Items from a dataset:
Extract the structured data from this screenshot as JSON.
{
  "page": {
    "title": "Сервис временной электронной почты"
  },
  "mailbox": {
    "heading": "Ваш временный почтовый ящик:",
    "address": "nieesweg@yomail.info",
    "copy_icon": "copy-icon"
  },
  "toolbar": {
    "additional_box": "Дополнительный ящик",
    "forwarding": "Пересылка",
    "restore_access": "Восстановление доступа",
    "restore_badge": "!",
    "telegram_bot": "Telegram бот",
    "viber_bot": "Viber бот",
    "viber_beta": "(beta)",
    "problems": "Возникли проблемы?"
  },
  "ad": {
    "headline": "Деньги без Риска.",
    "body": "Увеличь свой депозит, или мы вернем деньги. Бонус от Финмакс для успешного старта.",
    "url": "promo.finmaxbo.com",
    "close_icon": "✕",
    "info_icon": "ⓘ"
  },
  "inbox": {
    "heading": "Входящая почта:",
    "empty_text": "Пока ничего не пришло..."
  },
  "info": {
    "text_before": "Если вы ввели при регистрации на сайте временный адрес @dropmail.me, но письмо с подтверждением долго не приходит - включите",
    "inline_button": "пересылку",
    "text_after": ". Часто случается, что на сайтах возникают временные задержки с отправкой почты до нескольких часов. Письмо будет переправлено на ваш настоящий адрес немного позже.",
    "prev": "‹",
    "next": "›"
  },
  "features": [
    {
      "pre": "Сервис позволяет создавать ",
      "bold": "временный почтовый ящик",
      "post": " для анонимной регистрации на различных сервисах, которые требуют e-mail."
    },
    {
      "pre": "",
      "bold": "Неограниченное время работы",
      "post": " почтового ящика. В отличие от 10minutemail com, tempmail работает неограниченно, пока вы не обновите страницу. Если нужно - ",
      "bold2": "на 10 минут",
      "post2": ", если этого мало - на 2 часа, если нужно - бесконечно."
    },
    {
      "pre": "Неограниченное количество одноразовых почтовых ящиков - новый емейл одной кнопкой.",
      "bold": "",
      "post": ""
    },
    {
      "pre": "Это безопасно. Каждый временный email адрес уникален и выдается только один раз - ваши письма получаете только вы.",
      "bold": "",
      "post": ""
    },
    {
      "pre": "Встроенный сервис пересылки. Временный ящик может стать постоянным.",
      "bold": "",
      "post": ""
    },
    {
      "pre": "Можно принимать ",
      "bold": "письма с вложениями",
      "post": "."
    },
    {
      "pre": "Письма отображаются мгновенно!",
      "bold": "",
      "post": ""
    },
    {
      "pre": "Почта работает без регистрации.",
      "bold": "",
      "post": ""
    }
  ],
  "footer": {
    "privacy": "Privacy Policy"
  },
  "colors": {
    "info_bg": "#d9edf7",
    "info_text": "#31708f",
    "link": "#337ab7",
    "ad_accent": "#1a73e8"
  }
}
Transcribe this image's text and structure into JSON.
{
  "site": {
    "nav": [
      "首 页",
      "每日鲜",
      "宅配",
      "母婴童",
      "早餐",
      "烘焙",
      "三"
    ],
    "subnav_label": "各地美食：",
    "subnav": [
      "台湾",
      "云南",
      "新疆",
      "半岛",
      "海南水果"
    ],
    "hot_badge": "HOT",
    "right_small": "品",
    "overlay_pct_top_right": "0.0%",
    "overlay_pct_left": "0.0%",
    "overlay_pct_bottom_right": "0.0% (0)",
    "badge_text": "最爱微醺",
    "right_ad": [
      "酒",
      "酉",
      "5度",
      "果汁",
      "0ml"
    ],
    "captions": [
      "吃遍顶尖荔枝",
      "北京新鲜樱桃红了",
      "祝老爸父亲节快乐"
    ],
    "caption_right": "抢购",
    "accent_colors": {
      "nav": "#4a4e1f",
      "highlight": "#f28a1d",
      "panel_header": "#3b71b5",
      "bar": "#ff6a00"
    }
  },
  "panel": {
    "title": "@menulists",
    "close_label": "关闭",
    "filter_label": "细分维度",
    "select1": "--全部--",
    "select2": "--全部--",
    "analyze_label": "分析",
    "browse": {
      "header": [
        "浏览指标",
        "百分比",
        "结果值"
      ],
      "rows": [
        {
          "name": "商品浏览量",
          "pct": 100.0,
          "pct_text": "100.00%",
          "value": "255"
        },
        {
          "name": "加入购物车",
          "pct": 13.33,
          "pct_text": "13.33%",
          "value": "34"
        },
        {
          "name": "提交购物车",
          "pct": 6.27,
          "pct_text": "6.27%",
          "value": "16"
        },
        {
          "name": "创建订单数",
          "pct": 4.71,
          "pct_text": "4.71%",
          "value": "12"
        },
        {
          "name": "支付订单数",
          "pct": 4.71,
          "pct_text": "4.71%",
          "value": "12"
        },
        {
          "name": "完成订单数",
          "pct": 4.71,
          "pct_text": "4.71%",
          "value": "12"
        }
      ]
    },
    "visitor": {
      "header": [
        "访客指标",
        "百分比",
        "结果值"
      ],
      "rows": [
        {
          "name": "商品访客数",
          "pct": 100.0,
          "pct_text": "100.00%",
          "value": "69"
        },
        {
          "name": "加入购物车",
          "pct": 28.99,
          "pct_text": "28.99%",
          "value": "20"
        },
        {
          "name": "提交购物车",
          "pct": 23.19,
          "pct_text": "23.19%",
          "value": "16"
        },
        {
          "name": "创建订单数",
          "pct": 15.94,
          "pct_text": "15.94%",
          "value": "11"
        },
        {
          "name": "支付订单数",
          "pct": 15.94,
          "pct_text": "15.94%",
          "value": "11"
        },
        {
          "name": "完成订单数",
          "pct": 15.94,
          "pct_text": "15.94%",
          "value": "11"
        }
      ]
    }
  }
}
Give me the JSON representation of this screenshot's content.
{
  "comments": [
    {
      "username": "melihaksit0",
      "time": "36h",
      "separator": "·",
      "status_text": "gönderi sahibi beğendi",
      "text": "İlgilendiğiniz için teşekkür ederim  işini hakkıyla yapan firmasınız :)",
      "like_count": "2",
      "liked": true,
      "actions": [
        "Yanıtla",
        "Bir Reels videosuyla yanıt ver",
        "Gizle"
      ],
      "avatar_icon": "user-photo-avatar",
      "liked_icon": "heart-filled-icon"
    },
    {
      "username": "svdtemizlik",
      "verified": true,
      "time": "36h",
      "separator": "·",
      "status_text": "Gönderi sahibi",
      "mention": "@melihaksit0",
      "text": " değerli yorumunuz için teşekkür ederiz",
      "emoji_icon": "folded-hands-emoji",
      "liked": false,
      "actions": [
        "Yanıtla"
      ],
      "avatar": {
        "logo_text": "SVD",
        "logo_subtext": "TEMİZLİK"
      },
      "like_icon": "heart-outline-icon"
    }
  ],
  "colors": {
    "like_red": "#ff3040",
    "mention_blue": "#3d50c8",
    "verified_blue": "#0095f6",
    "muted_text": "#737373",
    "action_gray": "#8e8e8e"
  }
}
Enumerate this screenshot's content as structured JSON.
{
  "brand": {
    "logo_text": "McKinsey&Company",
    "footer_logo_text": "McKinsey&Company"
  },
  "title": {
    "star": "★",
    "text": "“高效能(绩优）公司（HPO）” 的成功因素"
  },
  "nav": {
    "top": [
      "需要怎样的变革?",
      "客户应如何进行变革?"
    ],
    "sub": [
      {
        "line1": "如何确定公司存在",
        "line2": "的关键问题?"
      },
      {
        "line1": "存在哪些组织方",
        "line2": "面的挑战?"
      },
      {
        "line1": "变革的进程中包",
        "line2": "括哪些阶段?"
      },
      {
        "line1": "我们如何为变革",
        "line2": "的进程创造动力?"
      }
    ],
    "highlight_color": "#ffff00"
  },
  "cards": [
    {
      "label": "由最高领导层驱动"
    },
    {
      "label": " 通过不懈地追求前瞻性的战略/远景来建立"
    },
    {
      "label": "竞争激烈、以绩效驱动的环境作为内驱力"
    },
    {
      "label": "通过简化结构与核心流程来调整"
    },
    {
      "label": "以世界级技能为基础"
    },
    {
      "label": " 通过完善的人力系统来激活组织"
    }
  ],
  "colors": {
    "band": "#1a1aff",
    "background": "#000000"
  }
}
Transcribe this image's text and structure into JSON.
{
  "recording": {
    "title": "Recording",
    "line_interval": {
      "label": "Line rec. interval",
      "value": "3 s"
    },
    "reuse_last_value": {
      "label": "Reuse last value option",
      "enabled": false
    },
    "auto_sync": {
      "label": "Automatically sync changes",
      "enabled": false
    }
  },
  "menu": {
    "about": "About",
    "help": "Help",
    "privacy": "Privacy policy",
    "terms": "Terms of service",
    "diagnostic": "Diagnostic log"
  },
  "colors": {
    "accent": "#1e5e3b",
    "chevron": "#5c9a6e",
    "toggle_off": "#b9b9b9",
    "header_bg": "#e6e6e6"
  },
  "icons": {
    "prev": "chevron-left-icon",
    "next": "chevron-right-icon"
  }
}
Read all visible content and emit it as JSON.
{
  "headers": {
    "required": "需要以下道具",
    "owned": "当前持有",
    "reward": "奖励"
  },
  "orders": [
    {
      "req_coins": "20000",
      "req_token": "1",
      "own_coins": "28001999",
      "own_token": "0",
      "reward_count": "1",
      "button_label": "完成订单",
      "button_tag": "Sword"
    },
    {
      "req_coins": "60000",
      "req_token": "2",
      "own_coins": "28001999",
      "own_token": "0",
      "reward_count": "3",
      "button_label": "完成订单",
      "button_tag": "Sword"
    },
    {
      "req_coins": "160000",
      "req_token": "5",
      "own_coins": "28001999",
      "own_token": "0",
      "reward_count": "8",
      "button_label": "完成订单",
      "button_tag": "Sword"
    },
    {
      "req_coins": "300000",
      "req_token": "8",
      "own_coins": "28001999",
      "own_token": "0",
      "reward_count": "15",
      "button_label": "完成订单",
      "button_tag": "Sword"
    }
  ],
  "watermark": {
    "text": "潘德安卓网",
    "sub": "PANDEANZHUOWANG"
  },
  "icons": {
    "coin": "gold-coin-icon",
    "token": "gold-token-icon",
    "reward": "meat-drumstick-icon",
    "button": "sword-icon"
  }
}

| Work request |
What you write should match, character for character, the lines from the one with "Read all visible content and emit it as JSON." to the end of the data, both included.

| Output of the task |
Read all visible content and emit it as JSON.
{
  "headers": {
    "required": "需要以下道具",
    "owned": "当前持有",
    "reward": "奖励"
  },
  "orders": [
    {
      "req_coins": "20000",
      "req_token": "1",
      "own_coins": "28001999",
      "own_token": "0",
      "reward_count": "1",
      "button_label": "完成订单",
      "button_tag": "Sword"
    },
    {
      "req_coins": "60000",
      "req_token": "2",
      "own_coins": "28001999",
      "own_token": "0",
      "reward_count": "3",
      "button_label": "完成订单",
      "button_tag": "Sword"
    },
    {
      "req_coins": "160000",
      "req_token": "5",
      "own_coins": "28001999",
      "own_token": "0",
      "reward_count": "8",
      "button_label": "完成订单",
      "button_tag": "Sword"
    },
    {
      "req_coins": "300000",
      "req_token": "8",
      "own_coins": "28001999",
      "own_token": "0",
      "reward_count": "15",
      "button_label": "完成订单",
      "button_tag": "Sword"
    }
  ],
  "watermark": {
    "text": "潘德安卓网",
    "sub": "PANDEANZHUOWANG"
  },
  "icons": {
    "coin": "gold-coin-icon",
    "token": "gold-token-icon",
    "reward": "meat-drumstick-icon",
    "button": "sword-icon"
  }
}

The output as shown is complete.